#### [The task]
Among the entries below, find every line that contains the string "network", then copy it.

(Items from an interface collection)

►

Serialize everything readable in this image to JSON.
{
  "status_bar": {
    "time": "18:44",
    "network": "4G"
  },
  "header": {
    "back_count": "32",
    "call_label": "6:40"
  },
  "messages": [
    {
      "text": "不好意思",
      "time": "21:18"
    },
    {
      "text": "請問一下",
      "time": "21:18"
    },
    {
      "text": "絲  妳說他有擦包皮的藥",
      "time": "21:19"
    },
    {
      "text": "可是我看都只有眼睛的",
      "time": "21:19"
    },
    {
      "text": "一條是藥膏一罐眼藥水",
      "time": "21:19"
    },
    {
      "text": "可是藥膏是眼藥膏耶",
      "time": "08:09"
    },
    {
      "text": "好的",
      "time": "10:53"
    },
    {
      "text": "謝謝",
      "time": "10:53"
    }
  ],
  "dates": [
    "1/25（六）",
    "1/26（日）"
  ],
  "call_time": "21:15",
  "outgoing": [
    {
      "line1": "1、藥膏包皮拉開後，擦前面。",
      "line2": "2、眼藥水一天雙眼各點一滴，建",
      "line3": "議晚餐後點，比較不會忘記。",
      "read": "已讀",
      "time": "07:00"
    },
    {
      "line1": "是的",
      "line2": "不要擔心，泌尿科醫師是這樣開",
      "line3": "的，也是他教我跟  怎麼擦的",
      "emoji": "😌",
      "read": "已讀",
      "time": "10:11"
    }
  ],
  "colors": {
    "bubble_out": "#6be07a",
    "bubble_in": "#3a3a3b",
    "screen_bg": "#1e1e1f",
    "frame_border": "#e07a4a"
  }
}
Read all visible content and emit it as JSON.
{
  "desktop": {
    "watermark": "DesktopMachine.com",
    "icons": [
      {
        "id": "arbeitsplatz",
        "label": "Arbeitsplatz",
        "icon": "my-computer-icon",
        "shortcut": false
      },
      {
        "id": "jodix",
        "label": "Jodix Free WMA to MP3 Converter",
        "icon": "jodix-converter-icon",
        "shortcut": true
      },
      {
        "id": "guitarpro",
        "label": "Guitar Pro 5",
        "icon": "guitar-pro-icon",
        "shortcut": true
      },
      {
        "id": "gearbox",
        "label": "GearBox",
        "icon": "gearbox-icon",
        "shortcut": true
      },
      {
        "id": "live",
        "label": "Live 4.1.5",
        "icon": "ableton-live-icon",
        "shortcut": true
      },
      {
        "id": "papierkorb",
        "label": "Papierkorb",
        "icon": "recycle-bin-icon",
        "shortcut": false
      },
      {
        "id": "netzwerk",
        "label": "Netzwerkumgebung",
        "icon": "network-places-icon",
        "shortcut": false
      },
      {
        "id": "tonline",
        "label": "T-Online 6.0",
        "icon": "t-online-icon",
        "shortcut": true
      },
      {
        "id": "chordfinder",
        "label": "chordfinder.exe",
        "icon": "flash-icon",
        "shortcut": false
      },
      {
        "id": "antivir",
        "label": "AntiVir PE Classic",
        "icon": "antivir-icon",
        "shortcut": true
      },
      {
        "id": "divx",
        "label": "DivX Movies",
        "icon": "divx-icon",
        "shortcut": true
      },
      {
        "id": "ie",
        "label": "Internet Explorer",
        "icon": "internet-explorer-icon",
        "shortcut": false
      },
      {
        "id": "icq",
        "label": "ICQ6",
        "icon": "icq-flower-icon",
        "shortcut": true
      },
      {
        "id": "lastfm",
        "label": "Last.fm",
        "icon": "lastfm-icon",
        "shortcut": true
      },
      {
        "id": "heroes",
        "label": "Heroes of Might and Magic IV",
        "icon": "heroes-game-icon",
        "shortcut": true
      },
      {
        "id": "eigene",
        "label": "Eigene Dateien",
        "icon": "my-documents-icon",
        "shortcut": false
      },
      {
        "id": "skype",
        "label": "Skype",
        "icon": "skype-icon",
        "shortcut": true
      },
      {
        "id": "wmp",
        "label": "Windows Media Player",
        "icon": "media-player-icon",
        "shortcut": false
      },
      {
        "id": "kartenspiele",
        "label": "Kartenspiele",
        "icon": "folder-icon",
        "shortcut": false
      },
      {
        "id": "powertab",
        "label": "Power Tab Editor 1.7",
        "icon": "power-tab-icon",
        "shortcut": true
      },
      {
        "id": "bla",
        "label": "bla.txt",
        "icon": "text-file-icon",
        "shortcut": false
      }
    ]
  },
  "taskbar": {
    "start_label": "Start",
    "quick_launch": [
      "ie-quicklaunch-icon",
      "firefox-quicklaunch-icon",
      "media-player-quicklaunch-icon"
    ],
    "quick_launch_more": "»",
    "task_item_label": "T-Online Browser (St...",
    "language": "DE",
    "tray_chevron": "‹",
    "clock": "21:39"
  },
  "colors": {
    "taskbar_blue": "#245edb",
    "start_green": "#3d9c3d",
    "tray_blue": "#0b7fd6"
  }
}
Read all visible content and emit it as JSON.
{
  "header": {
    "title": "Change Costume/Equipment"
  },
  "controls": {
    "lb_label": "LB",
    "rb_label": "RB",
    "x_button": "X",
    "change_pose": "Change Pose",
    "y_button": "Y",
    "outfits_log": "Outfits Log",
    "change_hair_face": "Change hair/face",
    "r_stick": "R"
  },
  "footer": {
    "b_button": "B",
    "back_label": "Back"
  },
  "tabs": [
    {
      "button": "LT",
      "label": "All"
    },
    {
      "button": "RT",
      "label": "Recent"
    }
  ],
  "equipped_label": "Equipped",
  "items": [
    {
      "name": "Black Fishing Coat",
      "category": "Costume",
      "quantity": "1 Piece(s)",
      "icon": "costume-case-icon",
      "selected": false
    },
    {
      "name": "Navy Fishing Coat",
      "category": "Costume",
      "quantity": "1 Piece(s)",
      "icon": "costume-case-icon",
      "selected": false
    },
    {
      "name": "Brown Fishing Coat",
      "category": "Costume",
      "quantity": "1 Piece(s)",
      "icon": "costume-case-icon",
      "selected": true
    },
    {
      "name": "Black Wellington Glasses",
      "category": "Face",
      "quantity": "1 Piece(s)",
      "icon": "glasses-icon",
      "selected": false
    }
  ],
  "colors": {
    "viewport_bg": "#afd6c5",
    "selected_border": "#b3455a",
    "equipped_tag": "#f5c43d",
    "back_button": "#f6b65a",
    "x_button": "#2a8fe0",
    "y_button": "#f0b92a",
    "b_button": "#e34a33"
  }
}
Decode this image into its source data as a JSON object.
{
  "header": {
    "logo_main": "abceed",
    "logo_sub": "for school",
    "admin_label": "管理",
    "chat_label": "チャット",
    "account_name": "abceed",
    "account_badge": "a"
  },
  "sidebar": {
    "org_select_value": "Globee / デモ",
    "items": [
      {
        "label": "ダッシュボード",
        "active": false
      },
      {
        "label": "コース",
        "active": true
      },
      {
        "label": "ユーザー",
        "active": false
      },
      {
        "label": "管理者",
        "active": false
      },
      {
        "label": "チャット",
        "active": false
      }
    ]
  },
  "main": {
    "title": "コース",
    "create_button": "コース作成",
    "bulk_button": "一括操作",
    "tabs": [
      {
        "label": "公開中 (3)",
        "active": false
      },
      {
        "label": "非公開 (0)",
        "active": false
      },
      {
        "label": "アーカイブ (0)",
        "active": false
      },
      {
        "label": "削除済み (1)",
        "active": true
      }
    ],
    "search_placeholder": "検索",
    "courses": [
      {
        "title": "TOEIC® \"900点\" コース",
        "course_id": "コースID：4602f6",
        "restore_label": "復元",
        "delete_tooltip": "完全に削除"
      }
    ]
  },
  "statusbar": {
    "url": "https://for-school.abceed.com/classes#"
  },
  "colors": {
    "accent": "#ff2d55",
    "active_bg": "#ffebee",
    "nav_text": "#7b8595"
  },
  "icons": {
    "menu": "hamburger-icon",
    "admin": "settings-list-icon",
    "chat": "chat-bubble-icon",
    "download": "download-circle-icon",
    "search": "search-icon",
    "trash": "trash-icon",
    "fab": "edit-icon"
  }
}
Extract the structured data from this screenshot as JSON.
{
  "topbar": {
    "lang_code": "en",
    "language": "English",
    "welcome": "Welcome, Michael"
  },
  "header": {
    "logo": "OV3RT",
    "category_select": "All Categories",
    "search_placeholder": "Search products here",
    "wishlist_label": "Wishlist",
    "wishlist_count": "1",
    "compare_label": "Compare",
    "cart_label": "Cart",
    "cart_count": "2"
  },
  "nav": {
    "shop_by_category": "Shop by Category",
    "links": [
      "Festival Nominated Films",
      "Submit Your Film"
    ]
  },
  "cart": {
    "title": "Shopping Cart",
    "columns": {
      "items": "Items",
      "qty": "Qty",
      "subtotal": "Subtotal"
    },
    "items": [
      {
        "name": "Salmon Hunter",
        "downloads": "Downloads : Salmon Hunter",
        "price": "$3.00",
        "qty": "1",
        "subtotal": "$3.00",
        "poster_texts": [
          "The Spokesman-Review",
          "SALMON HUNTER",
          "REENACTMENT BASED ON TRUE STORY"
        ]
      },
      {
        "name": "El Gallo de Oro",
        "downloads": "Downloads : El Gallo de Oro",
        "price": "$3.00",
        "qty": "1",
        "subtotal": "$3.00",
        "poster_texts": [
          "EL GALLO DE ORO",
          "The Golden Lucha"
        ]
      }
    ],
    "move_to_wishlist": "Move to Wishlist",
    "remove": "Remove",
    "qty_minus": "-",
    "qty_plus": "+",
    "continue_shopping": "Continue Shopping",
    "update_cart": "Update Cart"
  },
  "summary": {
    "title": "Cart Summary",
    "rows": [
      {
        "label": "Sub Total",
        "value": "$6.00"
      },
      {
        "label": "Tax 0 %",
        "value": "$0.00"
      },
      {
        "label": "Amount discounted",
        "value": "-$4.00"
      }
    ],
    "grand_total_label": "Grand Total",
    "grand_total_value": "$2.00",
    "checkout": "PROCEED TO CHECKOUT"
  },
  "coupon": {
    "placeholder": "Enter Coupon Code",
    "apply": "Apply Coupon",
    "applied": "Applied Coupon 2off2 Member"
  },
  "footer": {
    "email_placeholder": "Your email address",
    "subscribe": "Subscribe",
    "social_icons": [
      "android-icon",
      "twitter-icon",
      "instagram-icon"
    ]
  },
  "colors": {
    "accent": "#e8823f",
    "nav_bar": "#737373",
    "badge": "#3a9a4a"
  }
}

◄

#### [Solution to this problem]
    "network": "4G"
        "icon": "network-places-icon",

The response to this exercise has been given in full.